┌────────
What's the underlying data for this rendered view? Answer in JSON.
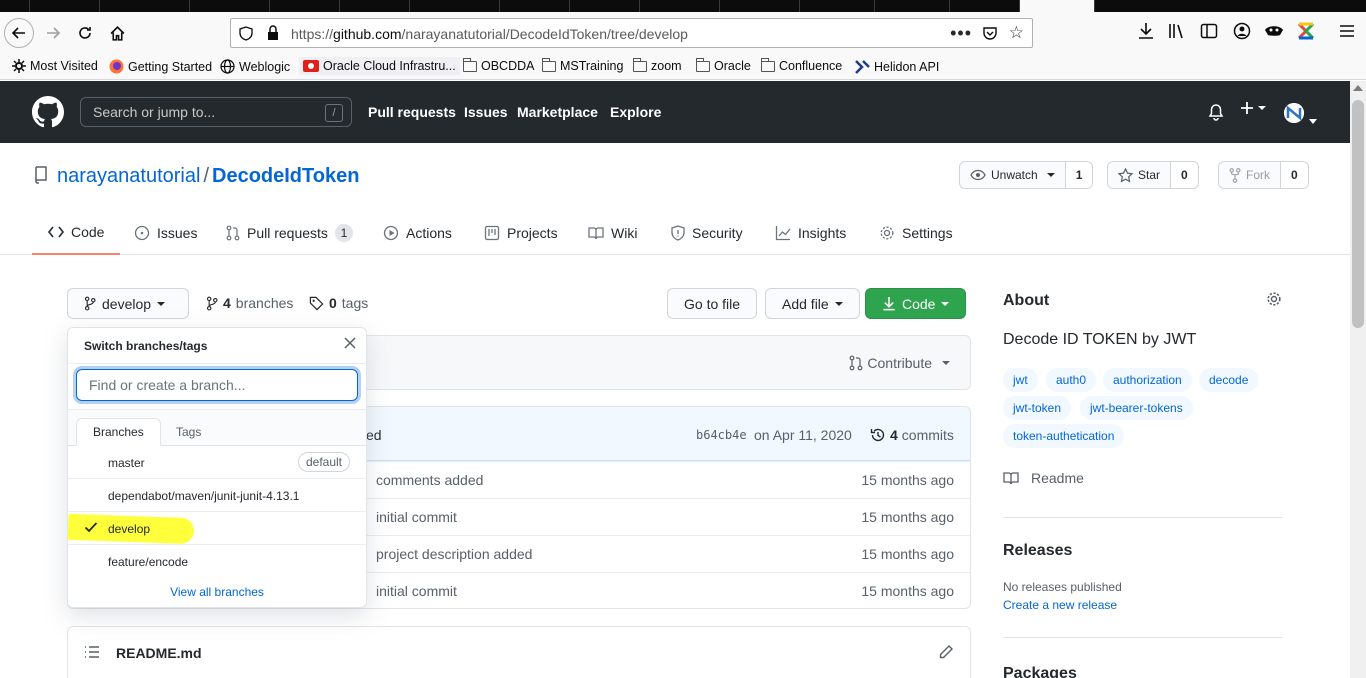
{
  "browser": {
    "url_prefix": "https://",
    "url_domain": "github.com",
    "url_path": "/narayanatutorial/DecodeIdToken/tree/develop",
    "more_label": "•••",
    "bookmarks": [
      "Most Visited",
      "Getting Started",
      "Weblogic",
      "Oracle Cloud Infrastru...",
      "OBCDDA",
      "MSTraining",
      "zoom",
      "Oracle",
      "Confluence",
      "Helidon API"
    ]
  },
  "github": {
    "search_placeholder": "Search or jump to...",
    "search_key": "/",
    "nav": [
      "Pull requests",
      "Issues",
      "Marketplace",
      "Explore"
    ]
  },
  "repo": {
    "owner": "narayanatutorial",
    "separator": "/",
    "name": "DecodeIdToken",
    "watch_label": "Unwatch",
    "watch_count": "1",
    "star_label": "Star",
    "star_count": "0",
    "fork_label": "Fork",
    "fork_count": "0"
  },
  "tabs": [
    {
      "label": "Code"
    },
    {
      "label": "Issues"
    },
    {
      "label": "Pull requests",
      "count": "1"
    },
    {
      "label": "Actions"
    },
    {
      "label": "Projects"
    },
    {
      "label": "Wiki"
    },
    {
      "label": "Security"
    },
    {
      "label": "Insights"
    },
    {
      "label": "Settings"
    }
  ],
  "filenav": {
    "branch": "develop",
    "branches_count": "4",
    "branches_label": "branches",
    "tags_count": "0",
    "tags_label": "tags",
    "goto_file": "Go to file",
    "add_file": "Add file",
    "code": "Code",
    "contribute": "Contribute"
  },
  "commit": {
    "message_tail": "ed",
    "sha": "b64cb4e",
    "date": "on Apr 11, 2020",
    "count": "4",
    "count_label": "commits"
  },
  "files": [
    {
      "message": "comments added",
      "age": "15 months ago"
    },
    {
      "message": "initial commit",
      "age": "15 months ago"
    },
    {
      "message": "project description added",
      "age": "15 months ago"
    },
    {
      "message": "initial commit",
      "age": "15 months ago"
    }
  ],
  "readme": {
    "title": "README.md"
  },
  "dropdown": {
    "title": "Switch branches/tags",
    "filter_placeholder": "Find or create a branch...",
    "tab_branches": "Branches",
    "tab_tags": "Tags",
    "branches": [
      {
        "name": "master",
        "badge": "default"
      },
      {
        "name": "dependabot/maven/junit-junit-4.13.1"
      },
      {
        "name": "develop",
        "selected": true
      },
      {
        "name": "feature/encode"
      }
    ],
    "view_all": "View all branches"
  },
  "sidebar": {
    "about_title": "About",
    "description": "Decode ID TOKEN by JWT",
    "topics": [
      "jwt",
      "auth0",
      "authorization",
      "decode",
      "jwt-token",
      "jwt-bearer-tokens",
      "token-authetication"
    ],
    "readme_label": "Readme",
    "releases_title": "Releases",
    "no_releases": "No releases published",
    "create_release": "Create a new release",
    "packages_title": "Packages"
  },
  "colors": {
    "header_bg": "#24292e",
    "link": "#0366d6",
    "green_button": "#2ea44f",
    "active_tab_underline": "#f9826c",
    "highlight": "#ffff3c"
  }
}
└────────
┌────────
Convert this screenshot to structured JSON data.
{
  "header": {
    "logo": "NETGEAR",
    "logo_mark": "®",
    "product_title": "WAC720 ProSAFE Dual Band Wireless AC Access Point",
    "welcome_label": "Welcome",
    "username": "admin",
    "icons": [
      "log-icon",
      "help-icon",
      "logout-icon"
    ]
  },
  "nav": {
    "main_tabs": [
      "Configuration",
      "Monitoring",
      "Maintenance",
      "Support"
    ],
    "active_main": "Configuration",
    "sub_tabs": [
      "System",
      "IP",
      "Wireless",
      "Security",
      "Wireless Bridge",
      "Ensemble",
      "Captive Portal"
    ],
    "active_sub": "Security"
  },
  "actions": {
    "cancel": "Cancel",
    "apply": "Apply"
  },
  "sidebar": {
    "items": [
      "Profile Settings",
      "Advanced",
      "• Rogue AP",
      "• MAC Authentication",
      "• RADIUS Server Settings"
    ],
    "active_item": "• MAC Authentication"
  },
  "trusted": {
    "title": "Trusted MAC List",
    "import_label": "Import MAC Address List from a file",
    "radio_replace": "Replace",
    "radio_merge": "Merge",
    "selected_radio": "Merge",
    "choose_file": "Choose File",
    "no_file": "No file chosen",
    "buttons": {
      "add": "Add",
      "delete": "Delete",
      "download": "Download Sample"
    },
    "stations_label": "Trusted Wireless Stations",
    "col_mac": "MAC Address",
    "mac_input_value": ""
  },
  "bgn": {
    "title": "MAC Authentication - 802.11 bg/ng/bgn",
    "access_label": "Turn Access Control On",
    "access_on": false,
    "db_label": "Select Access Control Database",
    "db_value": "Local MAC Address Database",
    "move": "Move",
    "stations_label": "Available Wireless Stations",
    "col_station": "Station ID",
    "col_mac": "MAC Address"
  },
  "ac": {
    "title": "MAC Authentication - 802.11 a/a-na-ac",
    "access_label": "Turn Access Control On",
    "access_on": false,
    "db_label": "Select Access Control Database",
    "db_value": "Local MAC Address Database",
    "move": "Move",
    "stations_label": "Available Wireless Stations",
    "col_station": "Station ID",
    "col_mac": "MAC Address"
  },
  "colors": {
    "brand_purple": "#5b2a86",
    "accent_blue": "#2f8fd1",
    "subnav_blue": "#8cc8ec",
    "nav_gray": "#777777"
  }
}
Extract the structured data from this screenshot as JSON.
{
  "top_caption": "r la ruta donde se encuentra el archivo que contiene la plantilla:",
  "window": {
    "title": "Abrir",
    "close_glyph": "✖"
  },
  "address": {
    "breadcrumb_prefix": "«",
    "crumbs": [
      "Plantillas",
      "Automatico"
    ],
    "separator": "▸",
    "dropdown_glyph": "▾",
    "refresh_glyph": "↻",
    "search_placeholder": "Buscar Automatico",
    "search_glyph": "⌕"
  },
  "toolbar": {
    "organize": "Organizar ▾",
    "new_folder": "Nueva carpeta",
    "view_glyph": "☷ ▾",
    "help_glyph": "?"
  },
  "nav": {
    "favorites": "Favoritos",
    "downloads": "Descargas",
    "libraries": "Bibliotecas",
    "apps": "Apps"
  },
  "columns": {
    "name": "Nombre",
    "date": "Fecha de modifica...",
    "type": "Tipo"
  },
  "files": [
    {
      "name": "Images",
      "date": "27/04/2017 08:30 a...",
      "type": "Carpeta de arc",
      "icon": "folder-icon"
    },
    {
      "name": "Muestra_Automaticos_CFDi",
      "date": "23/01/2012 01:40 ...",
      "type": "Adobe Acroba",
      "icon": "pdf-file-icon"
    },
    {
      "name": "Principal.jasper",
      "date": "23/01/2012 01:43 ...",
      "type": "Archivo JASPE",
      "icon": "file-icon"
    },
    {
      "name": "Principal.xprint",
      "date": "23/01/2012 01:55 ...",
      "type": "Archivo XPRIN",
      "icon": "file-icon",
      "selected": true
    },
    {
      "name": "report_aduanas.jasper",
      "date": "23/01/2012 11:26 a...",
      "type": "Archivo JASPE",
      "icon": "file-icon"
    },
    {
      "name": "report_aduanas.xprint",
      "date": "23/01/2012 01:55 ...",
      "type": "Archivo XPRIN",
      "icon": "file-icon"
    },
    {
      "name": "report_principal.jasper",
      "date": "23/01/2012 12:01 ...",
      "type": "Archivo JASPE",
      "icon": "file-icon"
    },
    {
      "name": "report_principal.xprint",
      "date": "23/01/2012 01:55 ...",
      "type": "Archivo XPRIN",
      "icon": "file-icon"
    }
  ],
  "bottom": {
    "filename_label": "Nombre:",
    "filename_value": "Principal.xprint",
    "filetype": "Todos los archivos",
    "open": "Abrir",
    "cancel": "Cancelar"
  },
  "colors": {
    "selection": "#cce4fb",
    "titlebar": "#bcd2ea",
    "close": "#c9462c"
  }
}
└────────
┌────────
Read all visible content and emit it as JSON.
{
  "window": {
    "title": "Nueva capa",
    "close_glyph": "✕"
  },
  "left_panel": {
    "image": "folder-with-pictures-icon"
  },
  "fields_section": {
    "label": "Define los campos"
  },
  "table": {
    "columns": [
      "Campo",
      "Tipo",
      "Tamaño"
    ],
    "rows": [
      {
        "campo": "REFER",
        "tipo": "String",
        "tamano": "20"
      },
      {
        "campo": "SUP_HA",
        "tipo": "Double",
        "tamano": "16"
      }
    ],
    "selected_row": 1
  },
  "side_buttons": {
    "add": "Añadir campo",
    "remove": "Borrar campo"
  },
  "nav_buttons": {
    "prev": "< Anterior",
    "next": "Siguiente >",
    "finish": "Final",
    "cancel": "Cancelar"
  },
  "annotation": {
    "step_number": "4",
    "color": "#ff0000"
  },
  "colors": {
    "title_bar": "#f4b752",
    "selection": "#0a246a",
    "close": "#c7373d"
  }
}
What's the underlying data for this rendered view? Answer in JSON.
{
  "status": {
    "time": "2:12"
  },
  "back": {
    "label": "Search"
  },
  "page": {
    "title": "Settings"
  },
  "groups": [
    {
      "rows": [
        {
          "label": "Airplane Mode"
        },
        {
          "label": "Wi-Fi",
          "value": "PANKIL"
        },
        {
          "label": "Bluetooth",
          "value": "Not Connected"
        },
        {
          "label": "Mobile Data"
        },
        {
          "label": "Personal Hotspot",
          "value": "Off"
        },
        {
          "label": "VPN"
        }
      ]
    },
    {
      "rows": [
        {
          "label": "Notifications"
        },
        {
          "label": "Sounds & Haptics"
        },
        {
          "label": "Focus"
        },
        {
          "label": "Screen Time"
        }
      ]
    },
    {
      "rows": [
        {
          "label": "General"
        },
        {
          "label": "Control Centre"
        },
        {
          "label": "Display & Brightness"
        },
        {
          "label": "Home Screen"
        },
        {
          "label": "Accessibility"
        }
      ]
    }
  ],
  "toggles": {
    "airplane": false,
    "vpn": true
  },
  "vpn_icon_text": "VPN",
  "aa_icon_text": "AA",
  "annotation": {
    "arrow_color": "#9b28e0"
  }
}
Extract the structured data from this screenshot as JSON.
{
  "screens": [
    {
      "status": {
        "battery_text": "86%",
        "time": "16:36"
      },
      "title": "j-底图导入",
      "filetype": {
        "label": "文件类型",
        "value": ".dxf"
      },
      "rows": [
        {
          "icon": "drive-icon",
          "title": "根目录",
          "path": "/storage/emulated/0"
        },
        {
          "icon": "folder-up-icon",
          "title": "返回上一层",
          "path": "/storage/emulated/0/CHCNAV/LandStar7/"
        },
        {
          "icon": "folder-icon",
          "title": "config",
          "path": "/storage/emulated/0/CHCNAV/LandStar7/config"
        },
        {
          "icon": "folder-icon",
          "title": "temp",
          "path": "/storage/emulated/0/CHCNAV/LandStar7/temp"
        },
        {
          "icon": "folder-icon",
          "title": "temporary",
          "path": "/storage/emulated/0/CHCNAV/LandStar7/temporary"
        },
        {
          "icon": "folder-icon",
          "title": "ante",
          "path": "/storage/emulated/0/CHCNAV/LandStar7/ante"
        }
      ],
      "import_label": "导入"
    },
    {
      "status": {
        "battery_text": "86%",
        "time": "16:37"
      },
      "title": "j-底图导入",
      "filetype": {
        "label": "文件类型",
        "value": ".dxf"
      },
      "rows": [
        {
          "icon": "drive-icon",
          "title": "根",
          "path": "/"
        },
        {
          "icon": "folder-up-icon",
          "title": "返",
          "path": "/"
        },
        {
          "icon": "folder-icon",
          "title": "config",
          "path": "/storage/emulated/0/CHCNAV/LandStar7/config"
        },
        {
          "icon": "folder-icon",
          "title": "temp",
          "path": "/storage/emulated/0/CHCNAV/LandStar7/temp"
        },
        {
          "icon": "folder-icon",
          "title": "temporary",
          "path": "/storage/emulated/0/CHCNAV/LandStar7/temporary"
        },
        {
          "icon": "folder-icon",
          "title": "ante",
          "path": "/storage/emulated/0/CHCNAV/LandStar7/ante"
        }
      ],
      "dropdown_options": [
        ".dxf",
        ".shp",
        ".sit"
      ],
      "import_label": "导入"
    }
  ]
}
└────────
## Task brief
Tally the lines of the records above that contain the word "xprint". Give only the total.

## Response below
4